I find so much inspiration on the internet, especially on Pinterest. Obviously, I like to peruse sites that have sewing content and have collected some really great ideas that I want to try – every single idea. Alas, it will never come to be but I can give it my best shot.
How many times have you put a bowl of soup in the microwave and when it is finished cooking you reach in for the bowl believing it not to be too hot to handle and then quickly realize you were so wrong about that assumption? Then you proceed to run to the table, soup splashing as you scurry, and when you arrive at the table you realize you don’t have a placemat or trivet or pot holder to sit it on. Then you trip over your own feet to get back to your kitchen linen drawer to get something to sit the hot bowl on so you don’t ruin the finish on your tabletop. Heating up that yummy bowl of soup has turned into a dangerous mission. Ah, but there is a solution to this dilemma.
The project du jour is a microwaveable fabric bowl. I found the inspiration here.
It’s such a useful project and I love useful and practical.
I won’t go into a lot of explanation as Karen has given a very good tutorial of construction of the bowl. But I’ll share some of my take-aways.
Take – away #1:
A key point to remember [as mentioned in the tutorial] is to use all cotton fabric and batting. Since you’ll have this in the microwave, you don’t want it to catch fire or melt. I didn’t specifically buy fabric or batting for this project, I just used some scraps I had on hand. It looks like cotton, feels like cotton, laundered like cotton. Let’s hope it is cotton! If you buy supplies to make this project, be sure it is cotton!
Take – away #2:
If you don’t have a walking foot when sewing the X across the square, this might happen. See that little wrinkle. It doesn’t show up in the photo very well, but the tip of the seam ripper in underneath the wrinkle.
So here is what I did to make that not happen. I stitched the second quilting line from the center of the X to the corner and then did the same for the other half. I didn’t quite line my stitch lines up just right.
Take – away #3:
The author of the tutorial does not specify the sizing of her darts to give the fabric the “bowl” shape. From the looks of my bowl, it seemed to have a more narrow bottom than hers, although mine and hers measured at the same size. I pinned the darts before marking and sat my bowl in it to see how it fit. If your bowl is a different size, I surmise that you could do the same to check the fit and make adjustments to the darts accordingly.
Since I wanted a precise measure for each dart for consistency, I made a little dart pattern. I did use the same measure as the author (1 inch across and 2.25 inches down).

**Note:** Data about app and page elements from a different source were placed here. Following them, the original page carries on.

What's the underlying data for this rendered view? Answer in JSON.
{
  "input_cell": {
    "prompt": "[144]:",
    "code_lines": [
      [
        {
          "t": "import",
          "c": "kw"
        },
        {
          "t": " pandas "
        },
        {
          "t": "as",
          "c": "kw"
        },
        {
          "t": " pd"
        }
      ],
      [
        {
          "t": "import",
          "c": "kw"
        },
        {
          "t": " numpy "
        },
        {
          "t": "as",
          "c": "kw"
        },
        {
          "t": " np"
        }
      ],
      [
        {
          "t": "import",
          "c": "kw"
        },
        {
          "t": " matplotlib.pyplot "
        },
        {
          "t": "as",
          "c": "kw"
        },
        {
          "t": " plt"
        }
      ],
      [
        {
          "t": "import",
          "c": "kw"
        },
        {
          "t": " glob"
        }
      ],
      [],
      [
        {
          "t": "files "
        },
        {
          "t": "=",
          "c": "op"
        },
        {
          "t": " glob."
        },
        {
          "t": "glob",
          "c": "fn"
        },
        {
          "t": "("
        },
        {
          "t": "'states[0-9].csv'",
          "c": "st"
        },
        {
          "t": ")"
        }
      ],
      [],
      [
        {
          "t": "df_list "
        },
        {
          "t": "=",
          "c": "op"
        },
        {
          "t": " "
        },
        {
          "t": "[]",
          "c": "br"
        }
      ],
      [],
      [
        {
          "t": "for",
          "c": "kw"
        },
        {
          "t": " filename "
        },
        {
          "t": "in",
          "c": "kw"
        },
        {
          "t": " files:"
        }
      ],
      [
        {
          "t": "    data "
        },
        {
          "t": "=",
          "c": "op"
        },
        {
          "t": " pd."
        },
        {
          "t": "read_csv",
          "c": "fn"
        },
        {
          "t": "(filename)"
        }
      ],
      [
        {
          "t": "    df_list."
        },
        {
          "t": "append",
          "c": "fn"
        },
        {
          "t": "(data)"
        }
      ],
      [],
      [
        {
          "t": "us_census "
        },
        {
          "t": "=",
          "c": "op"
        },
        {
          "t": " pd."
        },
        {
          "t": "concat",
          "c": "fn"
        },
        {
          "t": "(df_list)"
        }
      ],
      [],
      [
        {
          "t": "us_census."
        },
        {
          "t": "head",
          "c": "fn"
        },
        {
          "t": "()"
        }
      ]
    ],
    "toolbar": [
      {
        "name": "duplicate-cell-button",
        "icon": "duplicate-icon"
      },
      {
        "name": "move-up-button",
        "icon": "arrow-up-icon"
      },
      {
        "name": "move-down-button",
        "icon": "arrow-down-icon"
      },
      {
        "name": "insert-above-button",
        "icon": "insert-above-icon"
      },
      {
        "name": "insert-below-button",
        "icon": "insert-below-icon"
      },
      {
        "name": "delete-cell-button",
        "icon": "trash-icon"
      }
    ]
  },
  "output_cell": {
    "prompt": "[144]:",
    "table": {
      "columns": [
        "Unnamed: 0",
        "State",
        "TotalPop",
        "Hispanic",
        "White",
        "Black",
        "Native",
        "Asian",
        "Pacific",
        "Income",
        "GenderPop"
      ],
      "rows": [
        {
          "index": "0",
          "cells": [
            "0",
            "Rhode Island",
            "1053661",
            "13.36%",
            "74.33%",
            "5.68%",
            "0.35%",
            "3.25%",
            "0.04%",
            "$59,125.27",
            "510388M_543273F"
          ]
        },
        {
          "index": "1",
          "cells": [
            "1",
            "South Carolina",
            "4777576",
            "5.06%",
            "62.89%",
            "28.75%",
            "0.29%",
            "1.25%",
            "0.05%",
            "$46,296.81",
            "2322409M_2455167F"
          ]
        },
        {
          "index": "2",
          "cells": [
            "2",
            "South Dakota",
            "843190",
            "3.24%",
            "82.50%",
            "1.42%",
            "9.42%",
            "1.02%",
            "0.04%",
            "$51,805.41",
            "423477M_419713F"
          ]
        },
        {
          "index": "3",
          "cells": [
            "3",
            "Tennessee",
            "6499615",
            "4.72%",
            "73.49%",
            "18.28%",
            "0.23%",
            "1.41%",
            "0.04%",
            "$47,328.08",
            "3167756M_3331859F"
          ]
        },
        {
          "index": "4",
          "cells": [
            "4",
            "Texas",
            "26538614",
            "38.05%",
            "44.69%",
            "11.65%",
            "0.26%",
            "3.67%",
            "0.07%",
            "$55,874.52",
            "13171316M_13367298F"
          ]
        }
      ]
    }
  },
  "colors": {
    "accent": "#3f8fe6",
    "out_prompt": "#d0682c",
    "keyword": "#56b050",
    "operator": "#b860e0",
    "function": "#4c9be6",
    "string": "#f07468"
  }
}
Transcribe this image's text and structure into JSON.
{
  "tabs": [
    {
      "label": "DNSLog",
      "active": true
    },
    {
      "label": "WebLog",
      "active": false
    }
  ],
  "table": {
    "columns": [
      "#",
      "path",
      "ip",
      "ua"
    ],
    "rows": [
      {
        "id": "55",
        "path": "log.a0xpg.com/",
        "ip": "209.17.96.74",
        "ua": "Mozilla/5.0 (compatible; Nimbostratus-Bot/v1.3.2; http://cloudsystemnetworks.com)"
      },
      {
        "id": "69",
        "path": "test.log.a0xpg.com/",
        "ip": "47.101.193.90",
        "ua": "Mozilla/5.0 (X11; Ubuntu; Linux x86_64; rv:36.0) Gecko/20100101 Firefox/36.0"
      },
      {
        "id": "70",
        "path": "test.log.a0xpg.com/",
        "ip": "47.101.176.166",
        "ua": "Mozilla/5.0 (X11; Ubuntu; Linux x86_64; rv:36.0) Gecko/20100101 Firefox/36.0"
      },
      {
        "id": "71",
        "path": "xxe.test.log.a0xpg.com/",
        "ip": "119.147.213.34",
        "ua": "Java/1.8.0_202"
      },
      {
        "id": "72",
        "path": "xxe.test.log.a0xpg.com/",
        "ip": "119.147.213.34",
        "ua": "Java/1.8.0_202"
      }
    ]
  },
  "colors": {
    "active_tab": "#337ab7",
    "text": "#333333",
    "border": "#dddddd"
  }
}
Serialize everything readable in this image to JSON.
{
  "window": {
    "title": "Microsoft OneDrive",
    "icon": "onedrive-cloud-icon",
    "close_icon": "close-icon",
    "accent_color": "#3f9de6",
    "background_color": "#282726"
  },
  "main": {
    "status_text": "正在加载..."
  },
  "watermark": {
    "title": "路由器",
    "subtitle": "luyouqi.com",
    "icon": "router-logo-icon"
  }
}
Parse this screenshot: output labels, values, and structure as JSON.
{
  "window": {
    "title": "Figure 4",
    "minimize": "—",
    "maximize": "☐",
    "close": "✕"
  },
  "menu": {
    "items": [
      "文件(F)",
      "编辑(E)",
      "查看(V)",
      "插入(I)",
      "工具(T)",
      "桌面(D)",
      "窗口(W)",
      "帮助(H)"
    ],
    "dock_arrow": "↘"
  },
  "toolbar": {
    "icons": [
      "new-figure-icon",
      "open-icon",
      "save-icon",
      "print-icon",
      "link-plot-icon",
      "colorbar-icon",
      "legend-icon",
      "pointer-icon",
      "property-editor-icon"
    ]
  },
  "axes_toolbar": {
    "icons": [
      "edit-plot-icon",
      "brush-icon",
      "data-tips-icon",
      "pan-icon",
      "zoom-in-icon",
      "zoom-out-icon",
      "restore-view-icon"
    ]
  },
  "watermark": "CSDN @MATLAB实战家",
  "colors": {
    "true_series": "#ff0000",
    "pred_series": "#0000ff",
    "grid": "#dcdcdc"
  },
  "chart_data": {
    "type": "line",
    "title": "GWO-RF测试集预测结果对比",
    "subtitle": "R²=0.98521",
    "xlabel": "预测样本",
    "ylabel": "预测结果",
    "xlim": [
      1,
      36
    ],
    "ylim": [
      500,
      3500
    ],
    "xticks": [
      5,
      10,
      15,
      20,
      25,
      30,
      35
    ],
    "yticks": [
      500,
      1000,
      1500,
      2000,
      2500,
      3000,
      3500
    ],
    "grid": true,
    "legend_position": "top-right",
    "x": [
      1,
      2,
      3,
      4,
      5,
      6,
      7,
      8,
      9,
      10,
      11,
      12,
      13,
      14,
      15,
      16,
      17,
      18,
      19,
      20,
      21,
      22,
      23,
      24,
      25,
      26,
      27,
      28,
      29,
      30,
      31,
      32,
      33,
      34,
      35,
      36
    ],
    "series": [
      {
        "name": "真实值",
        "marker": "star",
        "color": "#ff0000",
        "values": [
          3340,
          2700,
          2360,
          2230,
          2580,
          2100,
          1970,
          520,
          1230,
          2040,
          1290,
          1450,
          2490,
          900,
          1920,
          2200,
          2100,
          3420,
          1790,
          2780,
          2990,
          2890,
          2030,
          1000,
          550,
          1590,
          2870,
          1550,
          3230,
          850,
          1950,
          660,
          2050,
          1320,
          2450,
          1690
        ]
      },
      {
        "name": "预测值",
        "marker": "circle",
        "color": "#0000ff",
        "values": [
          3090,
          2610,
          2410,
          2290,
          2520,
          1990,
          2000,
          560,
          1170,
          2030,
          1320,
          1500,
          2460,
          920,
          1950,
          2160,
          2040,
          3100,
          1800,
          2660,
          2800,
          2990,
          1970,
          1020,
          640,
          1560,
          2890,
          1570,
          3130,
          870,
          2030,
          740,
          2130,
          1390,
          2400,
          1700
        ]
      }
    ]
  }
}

For me, it seemed easier to make marking the darts this way. Place the straight side of your pattern along the fold and mark. Now all of my darts will be the same size.
Take – away #4:
Read the directions thoroughly beginning to end before proceeding. I was overly confident. I have a right, don’t I? My goodness, I’ve been sewing since I was a small child which is over 50 years! I should know what I’m doing. Well guess what? Confession time! I goofed and had to start over. You didn’t have to know that but it happens, even to the most seasoned seamstresses. I tell you this so you know we are not perfect. Only One is perfect! Remember that.
Besides I am doing this project to use in my Sewing Ministry class and I look at it from a teacher’s point of view. Any way I can help my students learn, I’m all for it and learning from mistakes can be very effective.
I think this little bowl might make a great gift for a graduate that will soon be going off to college and living in a dorm room and eating lots of soup. You could put it in a cute little gift basket along with some cans of soup, package of crackers, a bowl, spoon, and maybe a gift card to a big box grocery store. What do you think of that idea?